"Kidnap and ransom insurance to cover employees who travel is something which most people would not have in this country," said Gary W. Bemm, director of domestic risk management in Cincinnati, Ohio for Chiquita Brands International.Eight out of 10 kidnapping victims sue their employer, claiming corporate negligence, said Anthony Ten-Barge, an account executive in Cincinnati for New York-based Marsh & McLennan Inc.
Having a contingency plan and educating the employee provide some defense, he said.
Other considerations in kidnap coverage are indemnification for ransom, instant access to consulting services and ransom replacement if stolen in transit, Mr. Ten-Barge said.
Some policies even offer terrorist coverage for physical damage to property, he said.
Other than kidnap insurance, a company operating overseas must conform to a mix of foreign and domestic workers' compensation requirements for employees abroad, said Mr. Bemm.
"Everybody has a foreign exposure whether they're getting supplies from overseas or traveling overseas," said Mark Robinson, a manager in the international department of the Chubb Group of Insurance Cos.
"There is a need for international insurance coverage," he added.
For instance, an employer with a standard workers' compensation plan may not have coverage for an employee overseas who develops an illness that is indigenous to the foreign country.
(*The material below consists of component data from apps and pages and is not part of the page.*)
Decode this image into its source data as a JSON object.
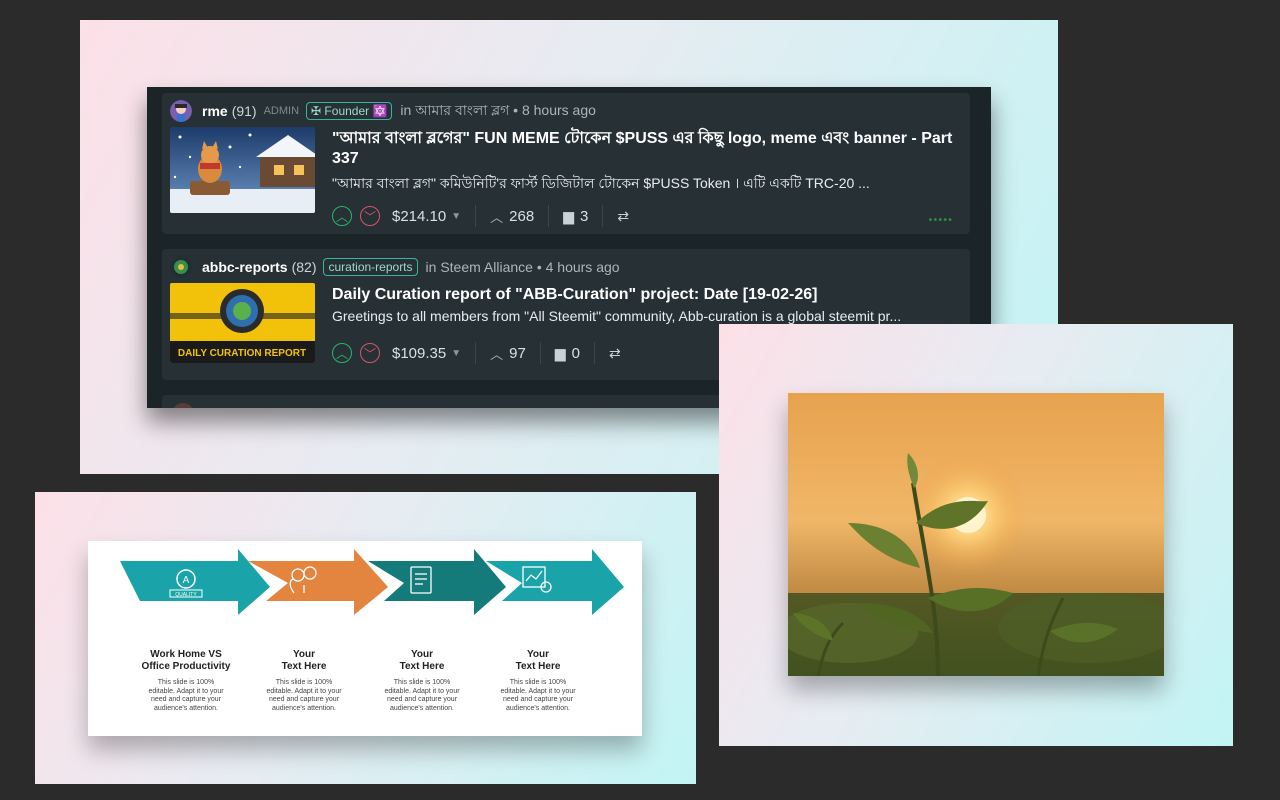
{
  "feed": {
    "posts": [
      {
        "author": "rme",
        "reputation": "(91)",
        "role": "ADMIN",
        "badge": "✠ Founder 🔯",
        "community_text": "in আমার বাংলা ব্লগ • 8 hours ago",
        "title": "\"আমার বাংলা ব্লগের\" FUN MEME টোকেন $PUSS এর কিছু logo, meme এবং banner - Part 337",
        "body": "\"আমার বাংলা ব্লগ\" কমিউনিটি'র ফার্স্ট ডিজিটাল টোকেন $PUSS Token । এটি একটি TRC-20 ...",
        "payout": "$214.10",
        "votes": "268",
        "replies": "3"
      },
      {
        "author": "abbc-reports",
        "reputation": "(82)",
        "badge": "curation-reports",
        "community_text": "in Steem Alliance • 4 hours ago",
        "thumb_text": "DAILY CURATION REPORT",
        "title": "Daily Curation report of \"ABB-Curation\" project: Date [19-02-26]",
        "body": "Greetings to all members from \"All Steemit\" community, Abb-curation is a global steemit pr...",
        "payout": "$109.35",
        "votes": "97",
        "replies": "0"
      }
    ]
  },
  "slide": {
    "arrow_icon_text": "QUALITY",
    "steps": [
      {
        "heading_1": "Work Home VS",
        "heading_2": "Office Productivity",
        "text": [
          "This slide is 100%",
          "editable. Adapt it to your",
          "need and capture your",
          "audience's attention."
        ]
      },
      {
        "heading_1": "Your",
        "heading_2": "Text Here",
        "text": [
          "This slide is 100%",
          "editable. Adapt it to your",
          "need and capture your",
          "audience's attention."
        ]
      },
      {
        "heading_1": "Your",
        "heading_2": "Text Here",
        "text": [
          "This slide is 100%",
          "editable. Adapt it to your",
          "need and capture your",
          "audience's attention."
        ]
      },
      {
        "heading_1": "Your",
        "heading_2": "Text Here",
        "text": [
          "This slide is 100%",
          "editable. Adapt it to your",
          "need and capture your",
          "audience's attention."
        ]
      }
    ],
    "colors": {
      "teal": "#1aa3a9",
      "orange": "#e3843f",
      "dark_teal": "#147a7a"
    }
  },
  "colors": {
    "feed_bg": "#1b2427",
    "post_bg": "#273135",
    "upvote": "#29b36f",
    "downvote": "#d2566b",
    "badge_border": "#39b3a2"
  }
}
Mr. Robinson, together with Mr. Bemm and Mr. Tenn-Barge, addressed insurance managers in Boston at the annual conference of the Risk and Insurance Management Society Inc.
Another potential difficulty is the variation in insurance terms among countries. This means even seemingly simple coverage such as fire requires study, said Mr. Ten-Barge. "Fire and heat damage are two separate coverages in England, unlike in the United States," he said.
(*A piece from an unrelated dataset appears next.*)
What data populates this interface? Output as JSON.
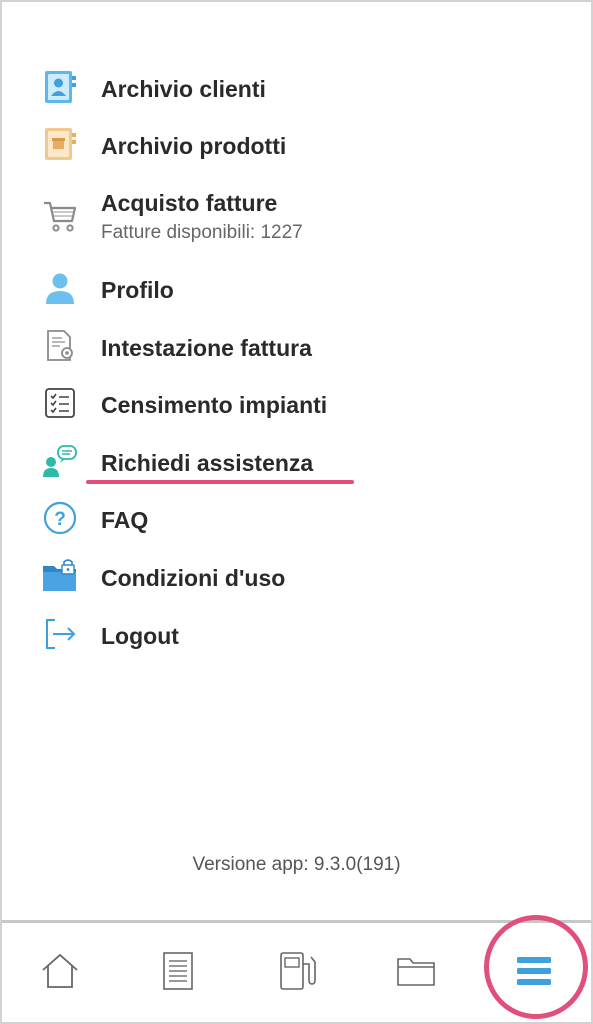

Lewis F. Ward, director of international and marine risk management for Chiquita Brands International, cautioned first-time exporters and importers. ''I strongly suggest that you use a broker who is well versed in cargo risks and has a broad knowledge of cargo underwriters," he said. "You don't want it to be a learning experience for both of you."